■ YOUR ASSIGNMENT:
The data below should be repeated exactly and in full.
[SUPPLIED DATA Boundary: Start]
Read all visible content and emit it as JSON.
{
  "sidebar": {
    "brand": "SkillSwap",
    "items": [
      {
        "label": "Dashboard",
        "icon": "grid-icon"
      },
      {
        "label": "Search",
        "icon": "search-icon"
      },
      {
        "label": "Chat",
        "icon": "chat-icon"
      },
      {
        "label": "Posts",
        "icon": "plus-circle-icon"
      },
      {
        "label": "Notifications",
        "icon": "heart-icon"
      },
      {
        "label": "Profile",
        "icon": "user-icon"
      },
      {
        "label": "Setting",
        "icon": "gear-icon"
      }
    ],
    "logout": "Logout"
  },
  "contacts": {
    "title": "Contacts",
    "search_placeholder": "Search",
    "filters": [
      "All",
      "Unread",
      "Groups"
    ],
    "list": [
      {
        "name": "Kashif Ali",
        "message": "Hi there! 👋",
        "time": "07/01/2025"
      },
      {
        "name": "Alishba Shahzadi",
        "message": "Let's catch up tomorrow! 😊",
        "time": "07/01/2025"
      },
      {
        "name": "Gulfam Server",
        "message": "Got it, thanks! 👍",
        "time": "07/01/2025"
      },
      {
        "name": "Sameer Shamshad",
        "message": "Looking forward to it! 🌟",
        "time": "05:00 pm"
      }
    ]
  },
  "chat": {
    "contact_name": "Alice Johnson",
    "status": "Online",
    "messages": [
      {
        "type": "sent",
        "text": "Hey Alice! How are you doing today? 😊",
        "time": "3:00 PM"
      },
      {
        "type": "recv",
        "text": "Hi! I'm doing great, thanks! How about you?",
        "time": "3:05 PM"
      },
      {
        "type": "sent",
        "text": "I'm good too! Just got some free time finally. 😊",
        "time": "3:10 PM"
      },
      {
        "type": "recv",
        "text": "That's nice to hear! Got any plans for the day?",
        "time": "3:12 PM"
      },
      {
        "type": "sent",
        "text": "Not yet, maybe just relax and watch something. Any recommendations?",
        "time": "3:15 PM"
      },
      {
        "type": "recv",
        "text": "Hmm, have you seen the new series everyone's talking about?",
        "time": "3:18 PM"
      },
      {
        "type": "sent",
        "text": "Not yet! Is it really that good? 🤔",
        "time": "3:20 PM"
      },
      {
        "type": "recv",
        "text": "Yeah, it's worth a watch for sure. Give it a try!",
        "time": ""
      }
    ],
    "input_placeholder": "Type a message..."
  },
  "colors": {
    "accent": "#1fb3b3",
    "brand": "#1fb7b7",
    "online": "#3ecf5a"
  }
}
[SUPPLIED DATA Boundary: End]
■ ANSWER FOR THE TASK:
Read all visible content and emit it as JSON.
{
  "sidebar": {
    "brand": "SkillSwap",
    "items": [
      {
        "label": "Dashboard",
        "icon": "grid-icon"
      },
      {
        "label": "Search",
        "icon": "search-icon"
      },
      {
        "label": "Chat",
        "icon": "chat-icon"
      },
      {
        "label": "Posts",
        "icon": "plus-circle-icon"
      },
      {
        "label": "Notifications",
        "icon": "heart-icon"
      },
      {
        "label": "Profile",
        "icon": "user-icon"
      },
      {
        "label": "Setting",
        "icon": "gear-icon"
      }
    ],
    "logout": "Logout"
  },
  "contacts": {
    "title": "Contacts",
    "search_placeholder": "Search",
    "filters": [
      "All",
      "Unread",
      "Groups"
    ],
    "list": [
      {
        "name": "Kashif Ali",
        "message": "Hi there! 👋",
        "time": "07/01/2025"
      },
      {
        "name": "Alishba Shahzadi",
        "message": "Let's catch up tomorrow! 😊",
        "time": "07/01/2025"
      },
      {
        "name": "Gulfam Server",
        "message": "Got it, thanks! 👍",
        "time": "07/01/2025"
      },
      {
        "name": "Sameer Shamshad",
        "message": "Looking forward to it! 🌟",
        "time": "05:00 pm"
      }
    ]
  },
  "chat": {
    "contact_name": "Alice Johnson",
    "status": "Online",
    "messages": [
      {
        "type": "sent",
        "text": "Hey Alice! How are you doing today? 😊",
        "time": "3:00 PM"
      },
      {
        "type": "recv",
        "text": "Hi! I'm doing great, thanks! How about you?",
        "time": "3:05 PM"
      },
      {
        "type": "sent",
        "text": "I'm good too! Just got some free time finally. 😊",
        "time": "3:10 PM"
      },
      {
        "type": "recv",
        "text": "That's nice to hear! Got any plans for the day?",
        "time": "3:12 PM"
      },
      {
        "type": "sent",
        "text": "Not yet, maybe just relax and watch something. Any recommendations?",
        "time": "3:15 PM"
      },
      {
        "type": "recv",
        "text": "Hmm, have you seen the new series everyone's talking about?",
        "time": "3:18 PM"
      },
      {
        "type": "sent",
        "text": "Not yet! Is it really that good? 🤔",
        "time": "3:20 PM"
      },
      {
        "type": "recv",
        "text": "Yeah, it's worth a watch for sure. Give it a try!",
        "time": ""
      }
    ],
    "input_placeholder": "Type a message..."
  },
  "colors": {
    "accent": "#1fb3b3",
    "brand": "#1fb7b7",
    "online": "#3ecf5a"
  }
}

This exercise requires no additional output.